In the absence of hard evidence, the intelligence analysts tended to fall back on the underlying assumptions they had begun with. Those assumptions included the belief that Saddam was determined to preserve his extant WMD capabilities and acquire new ones. And now there were no weapons inspectors to hinder him. The inspectors had also been a moderating influence on Western intelligence agencies; the information they provided, and the mere fact of their presence in Iraq, helped those agencies stick to reasonable suppositions and keep unsubstantiated fears at bay. After 1998 many analysts increasingly entertained worst-case scenarios—scenarios that gradually became mainstream estimates.
Another element that contributed to faulty assessments before the 2003 invasion was Iraqi rhetoric. Imagine that you were a CIA analyst in June of 2000 and heard Saddam make the following statement: "If the world tells us to abandon all our weapons and keep only swords, we will do that. We will destroy all the weapons, if they destroy their weapons. But if they keep a rifle and then tell me that I have the right to possess only a sword, then we would say no. As long as the rifle has become a means to defend our country against anybody who may have designs against it, then we will try our best to acquire the rifle." It would be very difficult not to interpret Saddam's remarks as an announcement that he intended to reconstitute his WMD programs.

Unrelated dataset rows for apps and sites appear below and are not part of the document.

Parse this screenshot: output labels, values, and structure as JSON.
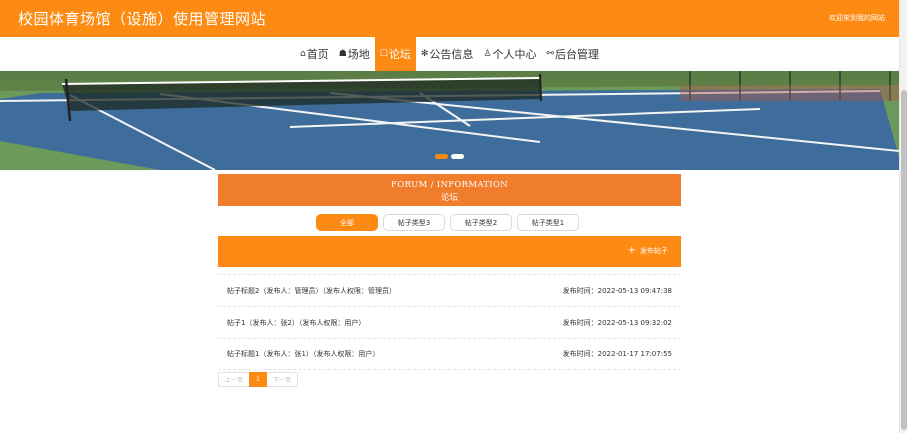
{
  "header": {
    "site_title": "校园体育场馆（设施）使用管理网站",
    "welcome": "欢迎来到我的网站"
  },
  "nav": {
    "items": [
      {
        "icon": "home-icon",
        "glyph": "⌂",
        "label": "首页"
      },
      {
        "icon": "venue-icon",
        "glyph": "☗",
        "label": "场地"
      },
      {
        "icon": "forum-icon",
        "glyph": "☐",
        "label": "论坛"
      },
      {
        "icon": "notice-icon",
        "glyph": "✻",
        "label": "公告信息"
      },
      {
        "icon": "user-icon",
        "glyph": "♙",
        "label": "个人中心"
      },
      {
        "icon": "link-icon",
        "glyph": "⚯",
        "label": "后台管理"
      }
    ],
    "active_index": 2
  },
  "banner": {
    "slides": 2,
    "active_slide": 0
  },
  "forum": {
    "title_en": "FORUM / INFORMATION",
    "title_cn": "论坛"
  },
  "categories": [
    {
      "label": "全部",
      "active": true
    },
    {
      "label": "帖子类型3",
      "active": false
    },
    {
      "label": "帖子类型2",
      "active": false
    },
    {
      "label": "帖子类型1",
      "active": false
    }
  ],
  "post_button": {
    "icon": "plus-icon",
    "label": "发布帖子"
  },
  "posts": [
    {
      "title": "帖子标题2（发布人：管理员）（发布人权限：管理员）",
      "time": "发布时间：2022-05-13 09:47:38"
    },
    {
      "title": "帖子1（发布人：张2）（发布人权限：用户）",
      "time": "发布时间：2022-05-13 09:32:02"
    },
    {
      "title": "帖子标题1（发布人：张1）（发布人权限：用户）",
      "time": "发布时间：2022-01-17 17:07:55"
    }
  ],
  "pagination": {
    "prev": "上一页",
    "current": "1",
    "next": "下一页"
  },
  "colors": {
    "brand": "#fd8a13",
    "forum_head": "#f07d2c",
    "court": "#3e6d9c",
    "court_outer": "#6f9a55"
  }
}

The final element in the context for our pre-invasion analysis involved discrepancies between how much WMD material went into Iraq and how much Iraq could prove it had destroyed. Before the Gulf War (and to a certain extent afterward) Baghdad imported enormous quantities of equipment and raw materials for WMD. The UN inspectors, with remarkable diligence, obtained virtually all the import figures, either from the Iraqis or from their suppliers. They then asked the Iraqis to either produce the materials or account for their destruction. In many cases the Iraqis could not. The difference between what they had imported and what they could account for was seen as important evidence of an ambitious clandestine WMD program. These are the numbers—of bombs, of liters of precursor chemicals, and so on—that the world regularly heard Bush Administration officials intone during the run-up to the 2003 war.

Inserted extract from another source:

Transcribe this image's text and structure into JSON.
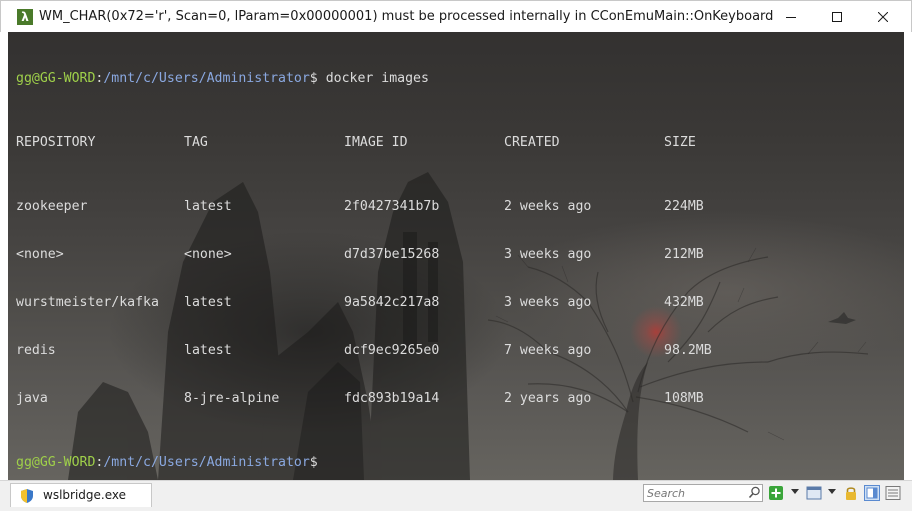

In hindsight there are legitimate reasons to question these numbers. According to David Kay, a number of Iraqi sources have told the ISG that some of the material that was unaccounted for was diverted from the unilateral destructions that took place from 1991 to 1996. However, it is not clear whether or not any of that material was destroyed later. And it is likely that some of the discrepancies between UNSCOM and Iraqi figures are no more than the result of sloppiness. Saddam's Iraq was not exactly an efficient state, and many of his chief lieutenants were semi-literate thugs with no understanding of esoteric technical matters and little regard for how things should be done—their only concern was that Saddam's demands be met.
The Politics of Persuasion
The intelligence community's overestimation of Iraq's WMD capability is only part of the story of why we went to war last year. The other part involves how the Bush Administration handled the intelligence. Throughout the spring and fall of 2002 and well into 2003 I received numerous complaints from friends and colleagues in the intelligence community, and from people in the policy community, about precisely that. According to them, many Administration officials reacted strongly, negatively, and aggressively when presented with information or analysis that contradicted what they already believed about Iraq. Many of these officials believed that Saddam Hussein was the source of virtually all the problems in the Middle East and was an imminent danger to the United States because of his perceived possession of weapons of mass destruction and support of terrorism. Many also believed that CIA analysts tended to be left-leaning cultural relativists who consistently downplayed threats to the United States. They believed that the Agency, not the Administration, was biased, and that they were acting simply to correct that bias.